Excerpts from an interface dataset:
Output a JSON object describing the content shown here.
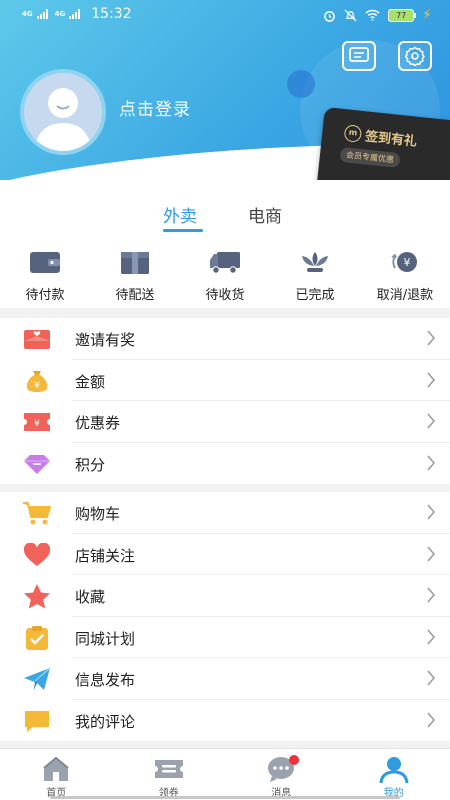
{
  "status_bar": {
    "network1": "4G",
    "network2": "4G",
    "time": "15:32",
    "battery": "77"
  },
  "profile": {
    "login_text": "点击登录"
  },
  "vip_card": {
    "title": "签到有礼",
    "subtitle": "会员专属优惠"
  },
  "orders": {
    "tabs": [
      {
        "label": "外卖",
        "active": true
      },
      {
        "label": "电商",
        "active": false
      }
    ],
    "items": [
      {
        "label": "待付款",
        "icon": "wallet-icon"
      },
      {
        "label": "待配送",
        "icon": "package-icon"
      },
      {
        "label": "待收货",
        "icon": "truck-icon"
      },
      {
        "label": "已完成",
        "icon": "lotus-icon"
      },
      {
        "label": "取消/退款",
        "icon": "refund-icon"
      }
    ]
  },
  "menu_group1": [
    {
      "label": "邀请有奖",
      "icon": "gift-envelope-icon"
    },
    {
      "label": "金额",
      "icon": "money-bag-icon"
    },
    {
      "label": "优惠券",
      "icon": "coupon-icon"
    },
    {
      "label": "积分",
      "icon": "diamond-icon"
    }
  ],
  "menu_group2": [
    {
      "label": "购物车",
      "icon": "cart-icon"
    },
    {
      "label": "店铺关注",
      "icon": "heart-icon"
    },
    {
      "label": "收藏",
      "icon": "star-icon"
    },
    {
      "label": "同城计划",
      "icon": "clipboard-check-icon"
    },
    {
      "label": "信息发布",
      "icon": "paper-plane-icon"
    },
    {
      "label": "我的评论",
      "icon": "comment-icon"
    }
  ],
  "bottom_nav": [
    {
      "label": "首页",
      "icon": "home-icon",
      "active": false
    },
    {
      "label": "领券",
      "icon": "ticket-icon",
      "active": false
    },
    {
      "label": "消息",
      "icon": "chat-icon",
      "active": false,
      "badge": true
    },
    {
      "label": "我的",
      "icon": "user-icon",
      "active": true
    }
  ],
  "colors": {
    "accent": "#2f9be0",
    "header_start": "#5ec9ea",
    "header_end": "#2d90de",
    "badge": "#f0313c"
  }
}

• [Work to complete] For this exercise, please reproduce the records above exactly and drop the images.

• [Answer to this exercise]
Output a JSON object describing the content shown here.
{
  "status_bar": {
    "network1": "4G",
    "network2": "4G",
    "time": "15:32",
    "battery": "77"
  },
  "profile": {
    "login_text": "点击登录"
  },
  "vip_card": {
    "title": "签到有礼",
    "subtitle": "会员专属优惠"
  },
  "orders": {
    "tabs": [
      {
        "label": "外卖",
        "active": true
      },
      {
        "label": "电商",
        "active": false
      }
    ],
    "items": [
      {
        "label": "待付款",
        "icon": "wallet-icon"
      },
      {
        "label": "待配送",
        "icon": "package-icon"
      },
      {
        "label": "待收货",
        "icon": "truck-icon"
      },
      {
        "label": "已完成",
        "icon": "lotus-icon"
      },
      {
        "label": "取消/退款",
        "icon": "refund-icon"
      }
    ]
  },
  "menu_group1": [
    {
      "label": "邀请有奖",
      "icon": "gift-envelope-icon"
    },
    {
      "label": "金额",
      "icon": "money-bag-icon"
    },
    {
      "label": "优惠券",
      "icon": "coupon-icon"
    },
    {
      "label": "积分",
      "icon": "diamond-icon"
    }
  ],
  "menu_group2": [
    {
      "label": "购物车",
      "icon": "cart-icon"
    },
    {
      "label": "店铺关注",
      "icon": "heart-icon"
    },
    {
      "label": "收藏",
      "icon": "star-icon"
    },
    {
      "label": "同城计划",
      "icon": "clipboard-check-icon"
    },
    {
      "label": "信息发布",
      "icon": "paper-plane-icon"
    },
    {
      "label": "我的评论",
      "icon": "comment-icon"
    }
  ],
  "bottom_nav": [
    {
      "label": "首页",
      "icon": "home-icon",
      "active": false
    },
    {
      "label": "领券",
      "icon": "ticket-icon",
      "active": false
    },
    {
      "label": "消息",
      "icon": "chat-icon",
      "active": false,
      "badge": true
    },
    {
      "label": "我的",
      "icon": "user-icon",
      "active": true
    }
  ],
  "colors": {
    "accent": "#2f9be0",
    "header_start": "#5ec9ea",
    "header_end": "#2d90de",
    "badge": "#f0313c"
  }
}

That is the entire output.